**Exercise inputs**:

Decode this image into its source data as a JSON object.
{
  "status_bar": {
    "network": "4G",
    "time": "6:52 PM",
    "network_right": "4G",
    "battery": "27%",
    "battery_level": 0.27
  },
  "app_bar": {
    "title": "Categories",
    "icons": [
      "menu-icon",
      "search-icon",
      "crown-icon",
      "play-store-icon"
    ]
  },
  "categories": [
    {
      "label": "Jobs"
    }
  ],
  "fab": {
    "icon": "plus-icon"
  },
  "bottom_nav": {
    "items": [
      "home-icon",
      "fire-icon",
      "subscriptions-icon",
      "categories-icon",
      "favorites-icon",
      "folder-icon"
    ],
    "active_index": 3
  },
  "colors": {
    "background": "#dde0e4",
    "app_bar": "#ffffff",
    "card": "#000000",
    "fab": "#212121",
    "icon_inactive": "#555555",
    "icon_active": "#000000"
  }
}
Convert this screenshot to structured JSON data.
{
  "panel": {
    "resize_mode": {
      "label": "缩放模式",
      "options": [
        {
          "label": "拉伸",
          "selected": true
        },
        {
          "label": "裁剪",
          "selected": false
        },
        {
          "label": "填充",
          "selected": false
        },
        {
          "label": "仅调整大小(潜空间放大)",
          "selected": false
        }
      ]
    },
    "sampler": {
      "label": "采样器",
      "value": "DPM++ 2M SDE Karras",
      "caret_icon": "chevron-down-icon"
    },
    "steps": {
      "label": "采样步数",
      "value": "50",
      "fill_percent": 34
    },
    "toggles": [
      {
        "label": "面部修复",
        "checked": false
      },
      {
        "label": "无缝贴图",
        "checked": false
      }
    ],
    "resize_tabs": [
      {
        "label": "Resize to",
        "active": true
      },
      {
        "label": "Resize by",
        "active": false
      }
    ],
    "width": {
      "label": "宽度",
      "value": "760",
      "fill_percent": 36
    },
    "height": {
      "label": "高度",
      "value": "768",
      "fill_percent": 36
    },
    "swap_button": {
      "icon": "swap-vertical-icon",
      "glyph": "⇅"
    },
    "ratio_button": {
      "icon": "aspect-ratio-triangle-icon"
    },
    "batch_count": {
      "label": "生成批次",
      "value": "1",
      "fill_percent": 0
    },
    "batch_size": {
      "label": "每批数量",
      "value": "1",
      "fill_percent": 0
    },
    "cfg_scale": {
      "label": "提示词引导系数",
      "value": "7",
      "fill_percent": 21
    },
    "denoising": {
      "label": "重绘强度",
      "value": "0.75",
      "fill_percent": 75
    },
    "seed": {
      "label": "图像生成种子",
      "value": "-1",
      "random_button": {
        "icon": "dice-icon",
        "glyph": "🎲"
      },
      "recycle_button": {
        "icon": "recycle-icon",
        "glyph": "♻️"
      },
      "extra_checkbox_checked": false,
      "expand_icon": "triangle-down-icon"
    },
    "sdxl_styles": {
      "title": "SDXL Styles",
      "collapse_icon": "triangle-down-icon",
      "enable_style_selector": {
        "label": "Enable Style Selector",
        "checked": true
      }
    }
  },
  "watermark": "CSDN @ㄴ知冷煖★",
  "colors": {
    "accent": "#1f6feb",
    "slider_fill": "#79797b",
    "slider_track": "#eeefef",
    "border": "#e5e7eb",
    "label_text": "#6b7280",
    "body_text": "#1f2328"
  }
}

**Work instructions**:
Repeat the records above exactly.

**Response**:
Decode this image into its source data as a JSON object.
{
  "status_bar": {
    "network": "4G",
    "time": "6:52 PM",
    "network_right": "4G",
    "battery": "27%",
    "battery_level": 0.27
  },
  "app_bar": {
    "title": "Categories",
    "icons": [
      "menu-icon",
      "search-icon",
      "crown-icon",
      "play-store-icon"
    ]
  },
  "categories": [
    {
      "label": "Jobs"
    }
  ],
  "fab": {
    "icon": "plus-icon"
  },
  "bottom_nav": {
    "items": [
      "home-icon",
      "fire-icon",
      "subscriptions-icon",
      "categories-icon",
      "favorites-icon",
      "folder-icon"
    ],
    "active_index": 3
  },
  "colors": {
    "background": "#dde0e4",
    "app_bar": "#ffffff",
    "card": "#000000",
    "fab": "#212121",
    "icon_inactive": "#555555",
    "icon_active": "#000000"
  }
}
Convert this screenshot to structured JSON data.
{
  "panel": {
    "resize_mode": {
      "label": "缩放模式",
      "options": [
        {
          "label": "拉伸",
          "selected": true
        },
        {
          "label": "裁剪",
          "selected": false
        },
        {
          "label": "填充",
          "selected": false
        },
        {
          "label": "仅调整大小(潜空间放大)",
          "selected": false
        }
      ]
    },
    "sampler": {
      "label": "采样器",
      "value": "DPM++ 2M SDE Karras",
      "caret_icon": "chevron-down-icon"
    },
    "steps": {
      "label": "采样步数",
      "value": "50",
      "fill_percent": 34
    },
    "toggles": [
      {
        "label": "面部修复",
        "checked": false
      },
      {
        "label": "无缝贴图",
        "checked": false
      }
    ],
    "resize_tabs": [
      {
        "label": "Resize to",
        "active": true
      },
      {
        "label": "Resize by",
        "active": false
      }
    ],
    "width": {
      "label": "宽度",
      "value": "760",
      "fill_percent": 36
    },
    "height": {
      "label": "高度",
      "value": "768",
      "fill_percent": 36
    },
    "swap_button": {
      "icon": "swap-vertical-icon",
      "glyph": "⇅"
    },
    "ratio_button": {
      "icon": "aspect-ratio-triangle-icon"
    },
    "batch_count": {
      "label": "生成批次",
      "value": "1",
      "fill_percent": 0
    },
    "batch_size": {
      "label": "每批数量",
      "value": "1",
      "fill_percent": 0
    },
    "cfg_scale": {
      "label": "提示词引导系数",
      "value": "7",
      "fill_percent": 21
    },
    "denoising": {
      "label": "重绘强度",
      "value": "0.75",
      "fill_percent": 75
    },
    "seed": {
      "label": "图像生成种子",
      "value": "-1",
      "random_button": {
        "icon": "dice-icon",
        "glyph": "🎲"
      },
      "recycle_button": {
        "icon": "recycle-icon",
        "glyph": "♻️"
      },
      "extra_checkbox_checked": false,
      "expand_icon": "triangle-down-icon"
    },
    "sdxl_styles": {
      "title": "SDXL Styles",
      "collapse_icon": "triangle-down-icon",
      "enable_style_selector": {
        "label": "Enable Style Selector",
        "checked": true
      }
    }
  },
  "watermark": "CSDN @ㄴ知冷煖★",
  "colors": {
    "accent": "#1f6feb",
    "slider_fill": "#79797b",
    "slider_track": "#eeefef",
    "border": "#e5e7eb",
    "label_text": "#6b7280",
    "body_text": "#1f2328"
  }
}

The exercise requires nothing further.